Dataset:
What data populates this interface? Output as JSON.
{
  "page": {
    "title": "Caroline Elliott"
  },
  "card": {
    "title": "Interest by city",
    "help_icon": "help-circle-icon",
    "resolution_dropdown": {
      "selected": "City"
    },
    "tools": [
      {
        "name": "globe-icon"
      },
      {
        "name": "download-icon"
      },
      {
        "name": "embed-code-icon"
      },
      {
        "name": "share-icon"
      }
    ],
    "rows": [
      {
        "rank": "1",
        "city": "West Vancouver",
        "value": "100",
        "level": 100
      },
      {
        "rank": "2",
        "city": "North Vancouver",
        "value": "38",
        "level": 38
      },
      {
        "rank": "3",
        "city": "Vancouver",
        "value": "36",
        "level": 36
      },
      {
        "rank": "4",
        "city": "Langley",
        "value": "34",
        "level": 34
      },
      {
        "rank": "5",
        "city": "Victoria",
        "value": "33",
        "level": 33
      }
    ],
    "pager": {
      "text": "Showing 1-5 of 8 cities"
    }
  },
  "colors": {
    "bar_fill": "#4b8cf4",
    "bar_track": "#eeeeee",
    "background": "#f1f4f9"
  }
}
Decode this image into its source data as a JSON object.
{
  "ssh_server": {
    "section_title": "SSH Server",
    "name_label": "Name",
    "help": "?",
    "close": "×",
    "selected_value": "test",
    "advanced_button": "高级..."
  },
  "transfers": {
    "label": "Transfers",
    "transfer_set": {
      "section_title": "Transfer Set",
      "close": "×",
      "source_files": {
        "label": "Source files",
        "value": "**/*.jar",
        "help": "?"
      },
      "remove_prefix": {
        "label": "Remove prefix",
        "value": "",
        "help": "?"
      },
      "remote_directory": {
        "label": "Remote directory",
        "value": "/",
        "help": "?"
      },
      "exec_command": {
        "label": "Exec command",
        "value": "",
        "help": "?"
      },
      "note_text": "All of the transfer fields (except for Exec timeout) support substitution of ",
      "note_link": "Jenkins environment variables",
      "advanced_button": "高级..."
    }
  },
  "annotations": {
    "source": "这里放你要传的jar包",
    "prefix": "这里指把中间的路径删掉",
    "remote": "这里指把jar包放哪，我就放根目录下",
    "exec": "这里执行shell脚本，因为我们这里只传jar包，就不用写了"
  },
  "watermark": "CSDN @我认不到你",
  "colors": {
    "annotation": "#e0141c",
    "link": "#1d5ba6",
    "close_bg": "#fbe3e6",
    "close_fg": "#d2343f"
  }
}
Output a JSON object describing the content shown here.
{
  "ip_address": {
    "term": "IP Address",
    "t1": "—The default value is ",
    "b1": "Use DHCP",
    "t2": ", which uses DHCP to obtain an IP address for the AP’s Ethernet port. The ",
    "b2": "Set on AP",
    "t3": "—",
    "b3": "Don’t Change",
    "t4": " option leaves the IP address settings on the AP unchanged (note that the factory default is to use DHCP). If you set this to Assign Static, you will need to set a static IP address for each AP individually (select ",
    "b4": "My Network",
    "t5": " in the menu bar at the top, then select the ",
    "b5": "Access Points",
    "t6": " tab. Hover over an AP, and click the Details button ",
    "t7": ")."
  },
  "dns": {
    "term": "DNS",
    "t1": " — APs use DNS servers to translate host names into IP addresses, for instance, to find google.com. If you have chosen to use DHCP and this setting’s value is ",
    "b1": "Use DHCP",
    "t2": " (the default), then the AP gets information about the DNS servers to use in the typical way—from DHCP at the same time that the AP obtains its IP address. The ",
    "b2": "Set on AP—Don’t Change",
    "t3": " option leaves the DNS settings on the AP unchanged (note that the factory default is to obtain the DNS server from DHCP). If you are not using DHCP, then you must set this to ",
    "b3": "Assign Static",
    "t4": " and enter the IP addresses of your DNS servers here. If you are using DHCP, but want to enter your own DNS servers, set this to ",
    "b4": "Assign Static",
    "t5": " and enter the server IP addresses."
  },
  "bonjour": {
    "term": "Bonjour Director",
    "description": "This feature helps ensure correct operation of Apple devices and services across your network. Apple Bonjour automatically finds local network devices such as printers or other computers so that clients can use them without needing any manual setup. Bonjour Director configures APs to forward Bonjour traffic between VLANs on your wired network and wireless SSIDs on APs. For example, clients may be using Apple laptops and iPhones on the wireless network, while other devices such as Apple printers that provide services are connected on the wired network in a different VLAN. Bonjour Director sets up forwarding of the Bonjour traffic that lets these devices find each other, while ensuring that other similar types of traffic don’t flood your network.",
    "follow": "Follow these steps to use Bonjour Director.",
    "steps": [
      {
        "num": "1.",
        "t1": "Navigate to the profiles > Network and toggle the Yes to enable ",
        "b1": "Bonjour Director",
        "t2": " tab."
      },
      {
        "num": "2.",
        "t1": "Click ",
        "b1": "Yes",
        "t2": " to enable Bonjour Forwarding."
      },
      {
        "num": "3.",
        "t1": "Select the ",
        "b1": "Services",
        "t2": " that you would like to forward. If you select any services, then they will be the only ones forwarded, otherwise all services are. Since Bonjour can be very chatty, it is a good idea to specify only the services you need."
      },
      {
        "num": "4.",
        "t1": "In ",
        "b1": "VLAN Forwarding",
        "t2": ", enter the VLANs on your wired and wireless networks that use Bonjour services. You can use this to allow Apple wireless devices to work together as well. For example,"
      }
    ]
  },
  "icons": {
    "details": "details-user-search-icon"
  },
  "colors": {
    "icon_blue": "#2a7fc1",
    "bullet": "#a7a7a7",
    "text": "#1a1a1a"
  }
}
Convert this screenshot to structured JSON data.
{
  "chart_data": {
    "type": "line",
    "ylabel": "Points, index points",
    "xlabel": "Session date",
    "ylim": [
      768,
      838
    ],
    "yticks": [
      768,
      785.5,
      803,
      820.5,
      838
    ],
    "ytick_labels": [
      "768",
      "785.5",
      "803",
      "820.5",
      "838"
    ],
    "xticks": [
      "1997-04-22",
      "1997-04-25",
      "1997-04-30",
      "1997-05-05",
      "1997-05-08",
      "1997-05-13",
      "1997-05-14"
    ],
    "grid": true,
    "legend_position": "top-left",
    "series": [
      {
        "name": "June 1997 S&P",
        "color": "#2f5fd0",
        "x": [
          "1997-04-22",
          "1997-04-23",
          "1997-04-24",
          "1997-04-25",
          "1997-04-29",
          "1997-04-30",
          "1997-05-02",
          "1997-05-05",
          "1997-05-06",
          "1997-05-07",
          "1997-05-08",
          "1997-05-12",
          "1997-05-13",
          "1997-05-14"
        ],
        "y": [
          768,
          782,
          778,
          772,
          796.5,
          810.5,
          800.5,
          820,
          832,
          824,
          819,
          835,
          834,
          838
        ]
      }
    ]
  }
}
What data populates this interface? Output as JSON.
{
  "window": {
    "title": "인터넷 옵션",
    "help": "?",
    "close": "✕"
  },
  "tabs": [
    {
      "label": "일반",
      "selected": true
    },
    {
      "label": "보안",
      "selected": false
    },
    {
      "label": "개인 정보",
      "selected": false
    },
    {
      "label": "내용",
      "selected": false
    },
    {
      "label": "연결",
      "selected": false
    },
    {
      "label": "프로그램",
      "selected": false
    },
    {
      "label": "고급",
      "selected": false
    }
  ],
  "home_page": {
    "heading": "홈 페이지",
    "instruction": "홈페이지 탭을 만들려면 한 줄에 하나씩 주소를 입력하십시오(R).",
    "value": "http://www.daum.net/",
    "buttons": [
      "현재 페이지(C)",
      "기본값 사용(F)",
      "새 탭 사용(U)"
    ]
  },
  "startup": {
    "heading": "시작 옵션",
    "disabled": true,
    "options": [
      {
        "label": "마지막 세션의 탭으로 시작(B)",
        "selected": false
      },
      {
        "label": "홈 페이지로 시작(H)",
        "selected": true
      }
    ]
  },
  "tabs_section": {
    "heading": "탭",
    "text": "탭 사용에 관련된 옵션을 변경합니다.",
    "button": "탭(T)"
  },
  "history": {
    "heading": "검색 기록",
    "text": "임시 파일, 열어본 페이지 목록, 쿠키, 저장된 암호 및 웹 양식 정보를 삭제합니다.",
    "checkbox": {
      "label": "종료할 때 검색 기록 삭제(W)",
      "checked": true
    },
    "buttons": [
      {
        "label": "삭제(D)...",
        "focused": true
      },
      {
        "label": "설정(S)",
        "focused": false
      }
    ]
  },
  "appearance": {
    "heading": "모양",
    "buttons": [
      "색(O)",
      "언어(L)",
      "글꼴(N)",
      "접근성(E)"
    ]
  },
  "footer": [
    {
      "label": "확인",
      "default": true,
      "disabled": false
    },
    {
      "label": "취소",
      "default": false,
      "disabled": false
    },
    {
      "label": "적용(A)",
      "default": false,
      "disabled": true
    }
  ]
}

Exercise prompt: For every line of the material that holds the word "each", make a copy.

Answer space:
    "t4": " option leaves the IP address settings on the AP unchanged (note that the factory default is to use DHCP). If you set this to Assign Static, you will need to set a static IP address for each AP individually (select ",
    "description": "This feature helps ensure correct operation of Apple devices and services across your network. Apple Bonjour automatically finds local network devices such as printers or other computers so that clients can use them without needing any manual setup. Bonjour Director configures APs to forward Bonjour traffic between VLANs on your wired network and wireless SSIDs on APs. For example, clients may be using Apple laptops and iPhones on the wireless network, while other devices such as Apple printers that provide services are connected on the wired network in a different VLAN. Bonjour Director sets up forwarding of the Bonjour traffic that lets these devices find each other, while ensuring that other similar types of traffic don’t flood your network.",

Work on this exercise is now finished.